Eighteen months. Less time on Earth than a mobile phone contract. Far too young to have to answer some of those questions. Too young to be burdened with these weighty concepts, to need the strength and knowledge of a superhero battling one of the cruelest villains in life. And yet, a small superhero body does what it knows to do: Fight. His mom finds the silver lining: It’s all he knows. It’s unfortunate, but it’s easier in a way. For Ethen’s family, this became all they knew too, the “new norm.” Conversations and celebrations alike revolve around cancer. His parents fall just as easily into discussions about his diagnosis, his treatments, and his prognosis as they do the weather. “Did you see that new show on tv?” seamlessly transitions to, “What are your worst fears?”
And those big, gigantic fears frequently have to take a backseat, sandwiched between milestones like birthday parties and learning new words. Because a diagnosis stalls you at first, then launches you onto an unfamiliar freeway, dumping you into a chaotic traffic jam of Wait-and-See with sporadic moments of Move, Now! There’s often no time to consider anything else but what’s right in front of and around you. You begrudgingly tighten your seatbelt, then sit.
Most people see their lives in increments of extended time: 3 months. 6 months. A year. Families with a neuroblastoma diagnosis tend to have a very different range: 3 weeks. 6 days. An hour. Forget about family vacations and playdates. You’ll find those in the trunk, buried under the What Ifs.
There are also happy moments he would sprinkle throughout this tale. An attention-loving, silly two-year-old would definitely say something about the fun things, the brighter things. Giggle fits, kissing attacks, successful steps, relieved anxieties. The new extended family made up by doctors and nurses and staff and supporters and other patients who provide a familiar comfort.
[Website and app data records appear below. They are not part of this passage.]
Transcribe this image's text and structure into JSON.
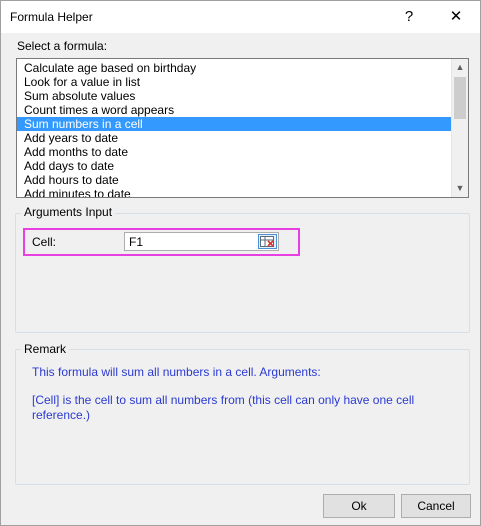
{
  "window": {
    "title": "Formula Helper",
    "help_glyph": "?",
    "close_glyph": "✕"
  },
  "formula_list": {
    "label": "Select a formula:",
    "items": [
      "Calculate age based on birthday",
      "Look for a value in list",
      "Sum absolute values",
      "Count times a word appears",
      "Sum numbers in a cell",
      "Add years to date",
      "Add months to date",
      "Add days to date",
      "Add hours to date",
      "Add minutes to date"
    ],
    "selected_index": 4
  },
  "arguments": {
    "legend": "Arguments Input",
    "cell_label": "Cell:",
    "cell_value": "F1",
    "highlight_color": "#e83fe2"
  },
  "remark": {
    "legend": "Remark",
    "line1": "This formula will sum all numbers in a cell. Arguments:",
    "line2": "[Cell] is the cell to sum all numbers from (this cell can only have one cell reference.)",
    "text_color": "#2a3ad1"
  },
  "buttons": {
    "ok": "Ok",
    "cancel": "Cancel"
  },
  "icons": {
    "scroll_up": "▲",
    "scroll_down": "▼",
    "picker": "range-picker-icon"
  }
}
These once-strangers who make the good days wonderful and the bad days less bad. After all, Ethen has become their child too. They are all on the same ride, all wanting the same thing.
The ultimate goal? Kids like Ethen get to write their stories, their way. Without intubation and ventilators and antibody treatments and transplants and surgeries and tests and chemo. They get to spend more than half of the year somewhere besides a hospital, celebrating milestones. Independent, affectionate Ethen would tell about his favorite cereal, his favorite toy, his favorite Mickey socks, his favorite bear, and his favorite book. The story wouldn’t revolve around cancer. Down the road, he’d share the experience of losing his first tooth: Did it hurt? Was he afraid? He’d definitely talk about the fun things, the brighter things. And he’d certainly say he loves his brother and sister, and also his mommy and daddy.
This is why we do what we do. Because these are the stories children should be telling – the stories they want to tell – not the ones they have been forced to tell. Our mission to help shape these narratives is clear, and we won’t stop until they are all happily-ever-afters.
His favorite colors are blue and yellow, by the way.